  17. Reservoir stress from microseismic source mechanisms

    Czech Academy of Sciences Publication Activity Database

    Staněk, František; Jechumtálová, Z.; Eisner, L.

    2015-01-01

    Roč. 34, č. 8 (2015), od 890 do 893, 895 ISSN 1070-485X Institutional support: RVO:67985891 Keywords : microseismic monitoring * source mechanisms * stress Subject RIV: DC - Siesmology, Volcanology, Earth Structure

  18. The Sense of Quality of Life and Religious Strategies of Coping with Stress in Prison Inmates.

    Science.gov (United States)

    Talik, Elżbieta; Skowroński, Bartłomiej

    2018-06-01

    The aim of the presented research was to analyze differences in religious strategies of coping with stress in a group of prison inmates characterized by different levels of the sense of quality of life-general, psychophysical, psychosocial, personal, and metaphysical. The participants were 390 males, aged 19-68 years, serving sentences in prisons in Poland. The measures used were the Sense of Quality of Life Questionnaire by M. Straś-Romanowska and K. I. Pargament's RCOPE Questionnaire. As expected, individuals with a high sense of quality of life-both general and pertaining to specific dimensions-more often chose positive religious strategies, whereas participants with a low sense of quality of life more often chose negative strategies. The exception was the metaphysical aspect of the quality of life: individuals with a high intensity of this dimension more often chose some of the positive as well as negative religious strategies.

  19. A randomized controlled trial to enhance coping and posttraumatic growth and decrease posttraumatic stress disorder in HIV-Infected men who have sex with men in Beijing, China.

    Science.gov (United States)

    Ye, Zhi; Yu, Nancy Xiaonan; Zhu, Wanling; Chen, Lihua; Lin, Danhua

    2018-06-01

    Although HIV-infected men who have sex with men (MSM) constitute a newly emerged high-risk group in China, little research outside Western countries is available on effective intervention programs to enhance their well-being. The purpose of this randomized controlled trial was to evaluate the efficacy of a group intervention program designed to improve the well-being and adaptive coping strategies of 60 HIV-infected MSM in Beijing, China, randomly assigned either to the intervention group for participation in four weekly sessions or to the control group for placement on a waiting list. They all completed measurements at pre- and postintervention. Compared with the control group, the intervention group reported significantly increased problem-focused coping strategies and levels of posttraumatic growth (PTG) as well as decreased symptoms of posttraumatic stress disorder (PTSD) at the completion of the intervention. In addition, mediation analysis showed that changes in problem-focused coping strategies mediated the intervention effect on increases in PTG; however, the mediating effect of coping strategies on the association of intervention and PTSD was not significant. This study provides empirical evidence for conducting psychological intervention to promote the well-being of HIV-infected MSM. The findings also elucidate the mechanism through which intervention improved PTG.

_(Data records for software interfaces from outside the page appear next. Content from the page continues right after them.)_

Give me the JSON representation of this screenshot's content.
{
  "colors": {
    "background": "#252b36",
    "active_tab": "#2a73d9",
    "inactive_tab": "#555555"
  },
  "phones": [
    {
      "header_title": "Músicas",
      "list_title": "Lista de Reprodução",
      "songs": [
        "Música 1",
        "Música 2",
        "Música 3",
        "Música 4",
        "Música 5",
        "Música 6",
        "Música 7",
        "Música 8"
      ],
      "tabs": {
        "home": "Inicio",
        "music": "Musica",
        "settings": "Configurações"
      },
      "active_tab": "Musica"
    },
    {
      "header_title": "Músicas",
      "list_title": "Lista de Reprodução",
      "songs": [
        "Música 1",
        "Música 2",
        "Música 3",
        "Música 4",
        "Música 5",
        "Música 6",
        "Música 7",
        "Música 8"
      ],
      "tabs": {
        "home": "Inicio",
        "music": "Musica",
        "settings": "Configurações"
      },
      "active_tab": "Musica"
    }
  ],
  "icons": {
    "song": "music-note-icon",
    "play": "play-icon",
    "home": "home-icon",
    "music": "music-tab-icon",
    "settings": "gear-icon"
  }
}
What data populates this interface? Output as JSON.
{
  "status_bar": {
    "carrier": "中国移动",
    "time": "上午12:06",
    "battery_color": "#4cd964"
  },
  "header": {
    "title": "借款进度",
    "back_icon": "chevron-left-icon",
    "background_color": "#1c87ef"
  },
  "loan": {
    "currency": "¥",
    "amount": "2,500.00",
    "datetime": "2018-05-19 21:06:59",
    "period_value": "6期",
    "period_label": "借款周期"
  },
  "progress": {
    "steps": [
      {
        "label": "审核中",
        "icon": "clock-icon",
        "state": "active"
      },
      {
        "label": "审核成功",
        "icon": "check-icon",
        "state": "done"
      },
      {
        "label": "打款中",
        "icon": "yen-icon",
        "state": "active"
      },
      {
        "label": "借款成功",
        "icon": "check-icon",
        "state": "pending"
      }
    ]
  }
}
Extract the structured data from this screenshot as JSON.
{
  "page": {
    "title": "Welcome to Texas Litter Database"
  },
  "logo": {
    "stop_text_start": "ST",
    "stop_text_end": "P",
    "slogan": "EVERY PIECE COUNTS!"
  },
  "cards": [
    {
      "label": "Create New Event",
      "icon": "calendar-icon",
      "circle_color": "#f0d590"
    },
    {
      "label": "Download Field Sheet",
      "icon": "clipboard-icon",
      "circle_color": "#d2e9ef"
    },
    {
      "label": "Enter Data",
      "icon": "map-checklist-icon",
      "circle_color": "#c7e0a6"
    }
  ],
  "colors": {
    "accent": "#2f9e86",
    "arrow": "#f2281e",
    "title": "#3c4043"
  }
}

  20. De samenhang tussen werkstress, coping en burn-out bij fysiotherapeuten. / The relationship between work stress and concomitant symptoms of burn-out in physiotherapists.

    NARCIS (Netherlands)

    de Vries, T.A.; Hoogstraten, J.

    2000-01-01

    Studied (1) the relationship between active vs denial-focused coping strategies, work stress, and concomitant symptoms of burnout and (2) the relationship between work stress and burnout as moderated by coping. 444 male and female physiotherapists aged 24-62 yrs in the Netherlands completed the